§ **WORK INSTRUCTIONS**
Search the listing for "camera" and copy every line where it appears.

§ **INPUT**
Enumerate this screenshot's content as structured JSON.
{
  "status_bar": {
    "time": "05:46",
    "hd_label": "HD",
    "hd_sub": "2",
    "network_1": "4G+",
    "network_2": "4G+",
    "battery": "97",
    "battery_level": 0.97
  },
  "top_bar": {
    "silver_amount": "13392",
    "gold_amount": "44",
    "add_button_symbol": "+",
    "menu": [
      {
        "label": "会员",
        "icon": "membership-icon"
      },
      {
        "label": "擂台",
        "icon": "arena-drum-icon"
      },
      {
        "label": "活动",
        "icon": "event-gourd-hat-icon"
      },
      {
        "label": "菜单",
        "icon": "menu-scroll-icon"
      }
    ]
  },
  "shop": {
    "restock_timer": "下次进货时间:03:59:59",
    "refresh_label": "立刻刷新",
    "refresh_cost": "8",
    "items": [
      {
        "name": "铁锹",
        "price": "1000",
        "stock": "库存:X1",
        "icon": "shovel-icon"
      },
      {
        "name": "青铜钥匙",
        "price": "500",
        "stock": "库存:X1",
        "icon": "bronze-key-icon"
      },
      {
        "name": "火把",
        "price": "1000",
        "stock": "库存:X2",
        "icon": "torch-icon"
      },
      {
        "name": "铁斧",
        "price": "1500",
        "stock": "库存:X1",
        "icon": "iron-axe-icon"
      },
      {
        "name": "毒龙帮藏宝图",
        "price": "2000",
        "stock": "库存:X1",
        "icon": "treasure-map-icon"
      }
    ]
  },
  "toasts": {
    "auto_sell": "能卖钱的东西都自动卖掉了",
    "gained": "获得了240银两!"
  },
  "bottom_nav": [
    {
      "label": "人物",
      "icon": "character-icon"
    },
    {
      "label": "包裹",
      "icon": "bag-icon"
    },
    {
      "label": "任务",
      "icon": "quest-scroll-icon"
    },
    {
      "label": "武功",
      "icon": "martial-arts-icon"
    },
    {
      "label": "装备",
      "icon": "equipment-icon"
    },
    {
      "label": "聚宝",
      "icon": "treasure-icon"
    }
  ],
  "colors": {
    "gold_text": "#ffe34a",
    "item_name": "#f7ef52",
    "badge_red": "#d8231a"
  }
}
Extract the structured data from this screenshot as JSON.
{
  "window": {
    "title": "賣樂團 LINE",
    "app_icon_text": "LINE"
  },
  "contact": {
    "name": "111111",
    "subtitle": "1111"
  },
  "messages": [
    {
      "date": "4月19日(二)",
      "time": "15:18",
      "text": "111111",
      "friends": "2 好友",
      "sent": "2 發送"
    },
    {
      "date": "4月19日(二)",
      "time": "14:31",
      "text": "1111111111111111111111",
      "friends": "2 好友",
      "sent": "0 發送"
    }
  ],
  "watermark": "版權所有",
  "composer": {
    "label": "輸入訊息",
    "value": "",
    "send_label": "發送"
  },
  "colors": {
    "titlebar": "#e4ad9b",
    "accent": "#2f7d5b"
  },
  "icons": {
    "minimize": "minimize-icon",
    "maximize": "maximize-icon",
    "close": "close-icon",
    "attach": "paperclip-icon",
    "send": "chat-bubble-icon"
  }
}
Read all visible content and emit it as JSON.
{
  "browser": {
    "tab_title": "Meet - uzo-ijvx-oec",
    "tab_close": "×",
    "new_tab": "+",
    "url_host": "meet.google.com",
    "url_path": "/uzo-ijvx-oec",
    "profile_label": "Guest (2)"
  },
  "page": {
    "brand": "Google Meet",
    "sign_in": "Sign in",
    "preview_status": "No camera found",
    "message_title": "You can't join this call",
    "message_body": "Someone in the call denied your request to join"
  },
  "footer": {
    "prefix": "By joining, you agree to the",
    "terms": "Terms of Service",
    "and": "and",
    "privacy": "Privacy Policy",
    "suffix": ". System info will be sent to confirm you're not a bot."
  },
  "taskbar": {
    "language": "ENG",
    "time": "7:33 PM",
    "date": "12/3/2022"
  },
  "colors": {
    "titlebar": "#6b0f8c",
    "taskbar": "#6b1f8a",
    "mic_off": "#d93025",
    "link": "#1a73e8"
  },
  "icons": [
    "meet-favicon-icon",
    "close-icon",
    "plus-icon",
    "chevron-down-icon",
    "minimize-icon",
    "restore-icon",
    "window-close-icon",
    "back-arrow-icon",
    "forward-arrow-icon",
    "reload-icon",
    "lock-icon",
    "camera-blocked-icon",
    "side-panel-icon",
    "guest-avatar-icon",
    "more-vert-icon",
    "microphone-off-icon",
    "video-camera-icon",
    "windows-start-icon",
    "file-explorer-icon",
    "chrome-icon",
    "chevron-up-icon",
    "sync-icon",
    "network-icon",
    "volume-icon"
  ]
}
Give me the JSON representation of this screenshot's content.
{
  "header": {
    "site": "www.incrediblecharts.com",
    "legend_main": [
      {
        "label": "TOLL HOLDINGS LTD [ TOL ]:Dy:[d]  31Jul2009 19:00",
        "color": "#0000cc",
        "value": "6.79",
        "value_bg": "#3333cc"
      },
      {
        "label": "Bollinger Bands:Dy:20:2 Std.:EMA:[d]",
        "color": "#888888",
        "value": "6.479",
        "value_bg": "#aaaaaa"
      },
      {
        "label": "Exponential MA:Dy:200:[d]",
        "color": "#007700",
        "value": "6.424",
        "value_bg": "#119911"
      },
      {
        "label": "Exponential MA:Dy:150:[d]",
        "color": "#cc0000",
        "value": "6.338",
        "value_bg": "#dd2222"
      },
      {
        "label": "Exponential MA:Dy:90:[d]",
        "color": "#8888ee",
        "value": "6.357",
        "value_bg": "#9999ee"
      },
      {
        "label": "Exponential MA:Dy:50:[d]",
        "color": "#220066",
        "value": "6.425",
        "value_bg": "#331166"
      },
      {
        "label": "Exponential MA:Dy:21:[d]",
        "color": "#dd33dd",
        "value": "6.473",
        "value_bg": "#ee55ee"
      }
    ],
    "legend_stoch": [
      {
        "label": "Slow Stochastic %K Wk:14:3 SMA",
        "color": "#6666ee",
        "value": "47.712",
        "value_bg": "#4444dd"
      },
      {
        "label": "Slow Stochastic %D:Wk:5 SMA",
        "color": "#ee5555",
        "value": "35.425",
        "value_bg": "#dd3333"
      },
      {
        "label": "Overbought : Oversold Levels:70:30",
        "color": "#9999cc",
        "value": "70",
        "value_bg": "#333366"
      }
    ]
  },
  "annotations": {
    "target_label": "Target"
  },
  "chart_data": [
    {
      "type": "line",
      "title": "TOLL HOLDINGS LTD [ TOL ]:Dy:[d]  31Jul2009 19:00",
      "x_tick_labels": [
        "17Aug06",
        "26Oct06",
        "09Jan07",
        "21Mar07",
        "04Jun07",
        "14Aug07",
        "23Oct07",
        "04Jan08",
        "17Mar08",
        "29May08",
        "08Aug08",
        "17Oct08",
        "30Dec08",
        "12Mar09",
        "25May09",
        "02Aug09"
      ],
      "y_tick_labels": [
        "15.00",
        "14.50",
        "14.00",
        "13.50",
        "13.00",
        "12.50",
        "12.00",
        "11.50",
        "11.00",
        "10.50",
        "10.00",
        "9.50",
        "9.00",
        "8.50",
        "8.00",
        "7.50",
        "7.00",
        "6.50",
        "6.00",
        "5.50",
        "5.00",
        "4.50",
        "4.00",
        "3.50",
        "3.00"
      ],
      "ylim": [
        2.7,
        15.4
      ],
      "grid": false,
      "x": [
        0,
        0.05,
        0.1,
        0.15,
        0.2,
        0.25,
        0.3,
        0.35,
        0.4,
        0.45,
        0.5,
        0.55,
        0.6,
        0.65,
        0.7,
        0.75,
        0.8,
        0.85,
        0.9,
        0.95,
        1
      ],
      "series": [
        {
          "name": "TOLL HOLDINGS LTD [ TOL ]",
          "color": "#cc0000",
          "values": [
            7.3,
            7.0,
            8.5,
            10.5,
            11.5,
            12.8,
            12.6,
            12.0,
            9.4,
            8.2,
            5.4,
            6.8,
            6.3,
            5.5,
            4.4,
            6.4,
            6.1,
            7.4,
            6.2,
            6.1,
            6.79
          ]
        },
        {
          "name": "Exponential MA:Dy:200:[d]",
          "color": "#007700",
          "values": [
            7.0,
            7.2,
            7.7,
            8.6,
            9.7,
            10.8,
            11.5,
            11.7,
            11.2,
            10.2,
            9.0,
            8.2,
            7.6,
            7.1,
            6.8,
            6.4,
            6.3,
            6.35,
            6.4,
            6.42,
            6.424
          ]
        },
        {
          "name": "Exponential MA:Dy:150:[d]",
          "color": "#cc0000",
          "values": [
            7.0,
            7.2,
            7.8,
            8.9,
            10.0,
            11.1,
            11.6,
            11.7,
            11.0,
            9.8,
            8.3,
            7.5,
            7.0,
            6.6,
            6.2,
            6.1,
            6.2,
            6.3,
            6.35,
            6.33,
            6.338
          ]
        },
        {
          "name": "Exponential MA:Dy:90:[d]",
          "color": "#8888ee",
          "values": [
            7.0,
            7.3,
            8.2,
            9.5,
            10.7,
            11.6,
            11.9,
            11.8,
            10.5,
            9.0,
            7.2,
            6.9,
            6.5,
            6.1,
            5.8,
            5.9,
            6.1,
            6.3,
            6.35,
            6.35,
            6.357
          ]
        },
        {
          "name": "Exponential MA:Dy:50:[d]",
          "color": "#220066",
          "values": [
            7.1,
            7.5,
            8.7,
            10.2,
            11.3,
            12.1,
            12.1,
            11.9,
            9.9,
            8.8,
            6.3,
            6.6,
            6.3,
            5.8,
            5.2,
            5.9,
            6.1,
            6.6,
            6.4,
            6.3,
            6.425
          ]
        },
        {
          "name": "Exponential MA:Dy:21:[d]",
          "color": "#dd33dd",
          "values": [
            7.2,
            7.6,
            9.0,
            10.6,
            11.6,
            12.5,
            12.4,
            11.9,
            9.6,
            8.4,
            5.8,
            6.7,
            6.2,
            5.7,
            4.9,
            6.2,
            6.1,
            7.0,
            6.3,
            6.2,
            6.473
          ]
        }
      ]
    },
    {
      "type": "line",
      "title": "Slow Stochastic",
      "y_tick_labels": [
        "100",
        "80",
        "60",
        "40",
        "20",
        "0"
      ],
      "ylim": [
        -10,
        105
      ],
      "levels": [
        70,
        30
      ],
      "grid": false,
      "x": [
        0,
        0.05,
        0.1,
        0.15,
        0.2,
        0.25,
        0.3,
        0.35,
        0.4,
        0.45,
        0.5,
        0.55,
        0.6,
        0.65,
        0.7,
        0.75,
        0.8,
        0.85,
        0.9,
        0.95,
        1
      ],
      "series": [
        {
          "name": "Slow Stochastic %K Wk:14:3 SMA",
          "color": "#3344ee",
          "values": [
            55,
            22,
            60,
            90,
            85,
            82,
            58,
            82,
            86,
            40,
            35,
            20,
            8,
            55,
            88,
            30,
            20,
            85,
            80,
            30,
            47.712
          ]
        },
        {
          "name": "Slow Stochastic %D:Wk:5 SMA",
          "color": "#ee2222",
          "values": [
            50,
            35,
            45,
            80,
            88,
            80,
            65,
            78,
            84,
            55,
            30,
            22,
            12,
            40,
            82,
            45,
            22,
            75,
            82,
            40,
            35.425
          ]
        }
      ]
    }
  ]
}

§ **COMPLETED TASK**
    "preview_status": "No camera found",
    "camera-blocked-icon",
    "video-camera-icon",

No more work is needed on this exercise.